After waking, Glusica did not respond when his co-pilot H.S. Ahluwalia repeatedly urged him to abort the landing.
Indian investigators stated that Glusica was suffering from "sleep inertia," a condition that can be deeply disorienting when an individual is awoken suddenly from deep sleep, based on the reports.
The accident may be the most clear-cut instance yet of the crash caused by a tired pilot and might affect the debate during the United States more than how to adjust pilot schedules to reduce fatigue, aviation safety experts say.
"This is almost a smoking gun," stated Curtis Graeber, a fatigue expert and consultant who specializes in pilot schedules.
The U.S. National Transportation Safety Board has observed that fatigue played a role in several accidents, but has had to rely on circumstantial evidence. In the crash of the commuter plane on Feb. 12, 2009, near Buffalo that killed 50 people, investigators raised concerns that each pilots had not slept the night before, but stopped short of citing fatigue as being a cause.
Graeber and others could not recall a case wherever a pilot involved in an accident had been recorded even though asleep.

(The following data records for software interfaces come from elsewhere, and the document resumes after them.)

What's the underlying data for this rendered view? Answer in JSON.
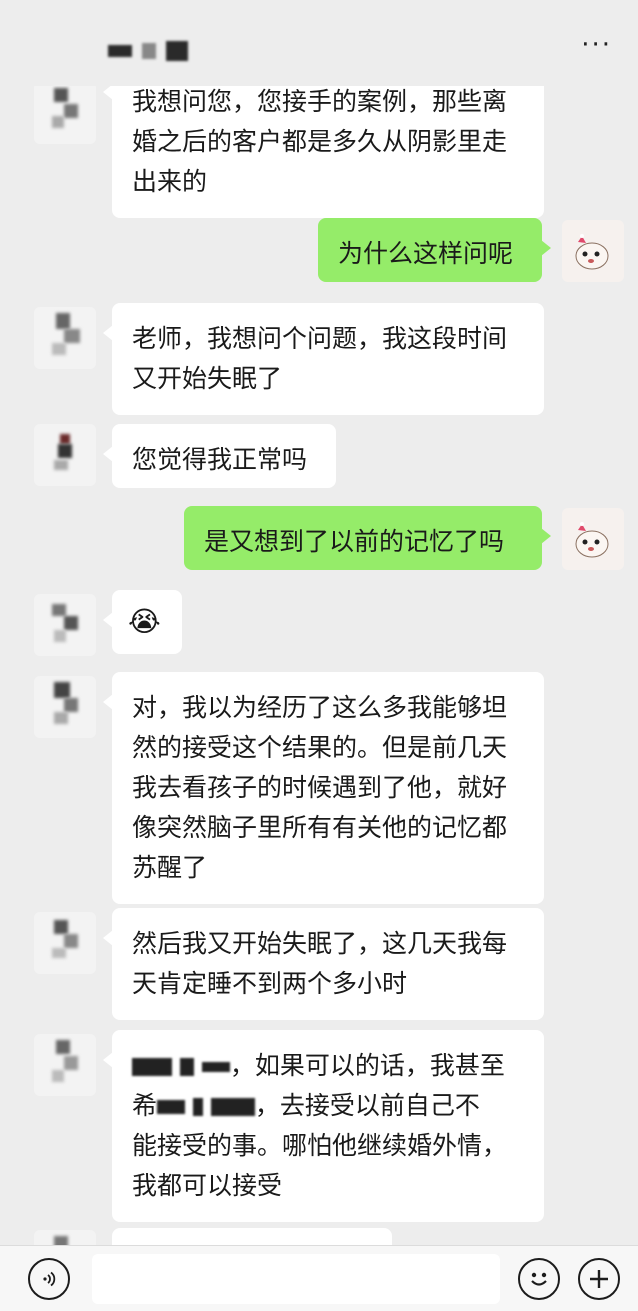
{
  "header": {
    "more_label": "···"
  },
  "messages": [
    {
      "side": "left",
      "lines": [
        "我想问您，您接手的案例，那些离",
        "婚之后的客户都是多久从阴影里走",
        "出来的"
      ]
    },
    {
      "side": "right",
      "lines": [
        "为什么这样问呢"
      ]
    },
    {
      "side": "left",
      "lines": [
        "老师，我想问个问题，我这段时间",
        "又开始失眠了"
      ]
    },
    {
      "side": "left",
      "lines": [
        "您觉得我正常吗"
      ]
    },
    {
      "side": "right",
      "lines": [
        "是又想到了以前的记忆了吗"
      ]
    },
    {
      "side": "left",
      "emoji": "😭"
    },
    {
      "side": "left",
      "lines": [
        "对，我以为经历了这么多我能够坦",
        "然的接受这个结果的。但是前几天",
        "我去看孩子的时候遇到了他，就好",
        "像突然脑子里所有有关他的记忆都",
        "苏醒了"
      ]
    },
    {
      "side": "left",
      "lines": [
        "然后我又开始失眠了，这几天我每",
        "天肯定睡不到两个多小时"
      ]
    },
    {
      "side": "left",
      "lines_partial": [
        {
          "after": "，如果可以的话，我甚至"
        },
        {
          "before": "希",
          "after": "，去接受以前自己不"
        },
        {
          "text": "能接受的事。哪怕他继续婚外情，"
        },
        {
          "text": "我都可以接受"
        }
      ]
    }
  ],
  "input_bar": {
    "voice_icon": "voice-icon",
    "emoji_icon": "emoji-icon",
    "plus_icon": "plus-icon"
  }
}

Two pilots on board a go! airlines flight in Hawaii on Feb. 13, 2007, fell asleep for at least 18 minutes, and their commuter jet flew past its destination, but the crew awoke in time to return to your safe landing.

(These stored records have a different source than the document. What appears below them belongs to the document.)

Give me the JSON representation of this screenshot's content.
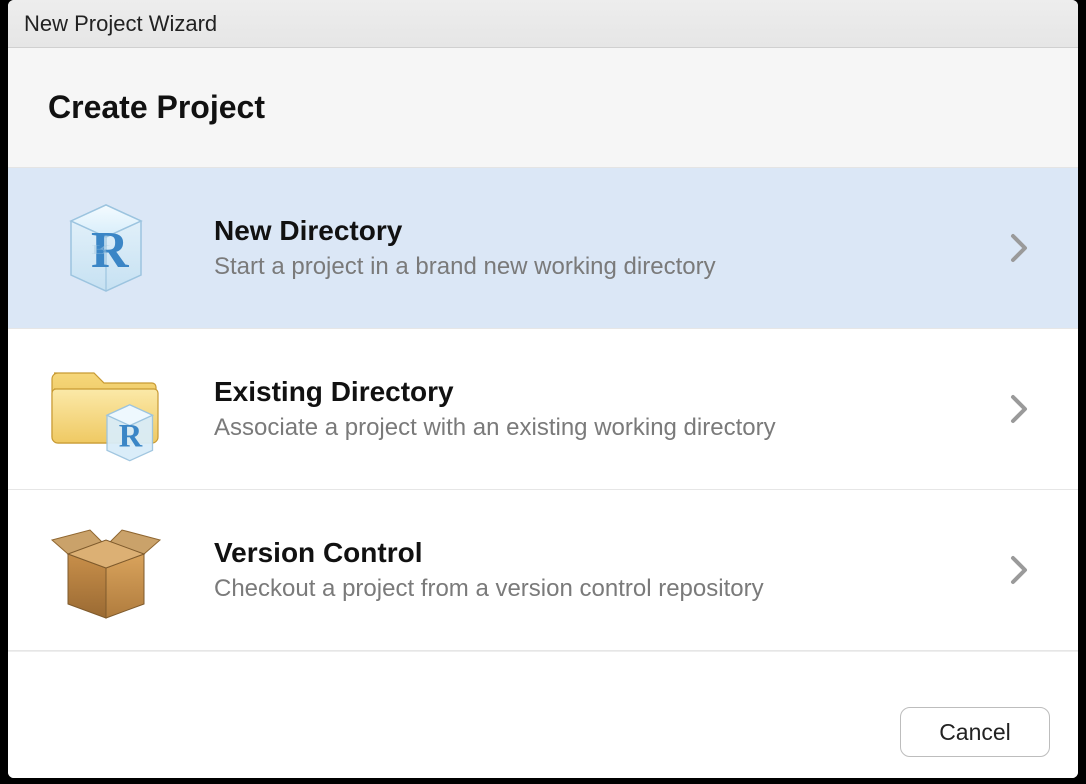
{
  "window": {
    "title": "New Project Wizard"
  },
  "header": {
    "title": "Create Project"
  },
  "options": [
    {
      "title": "New Directory",
      "subtitle": "Start a project in a brand new working directory",
      "selected": true,
      "icon": "r-cube-icon"
    },
    {
      "title": "Existing Directory",
      "subtitle": "Associate a project with an existing working directory",
      "selected": false,
      "icon": "folder-r-cube-icon"
    },
    {
      "title": "Version Control",
      "subtitle": "Checkout a project from a version control repository",
      "selected": false,
      "icon": "package-box-icon"
    }
  ],
  "footer": {
    "cancel_label": "Cancel"
  }
}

In June 2008, an Air India aircraft headed to Mumbai flew past its destination with each pilots asleep. They landed after being awakened by air-traffic controllers.
The Federal Aviation Administration, under orders from Congress to address pilot fatigue, last September unveiled sweeping changes that would require longer rest periods for pilots. The proposal has met fierce opposition from airlines and some pilot unions.
John Cox, a retired airline pilot who works as being a safety consultant, stated he expects the Air India crash to be cited during the debate more than U.S. regulations.
Cox also cautioned that other factors might be blamed for ones India crash. For example, the co-pilot could have woken the captain earlier and been far more assertive, he said.
"This flies during the face of professional training," Cox said. "What has happened right here is tough to understand."
Cox and Graeber stated that the factors identified during the accident appear unlikely to come during the USA, wherever co-pilots are trained to speak up if they have safety concerns.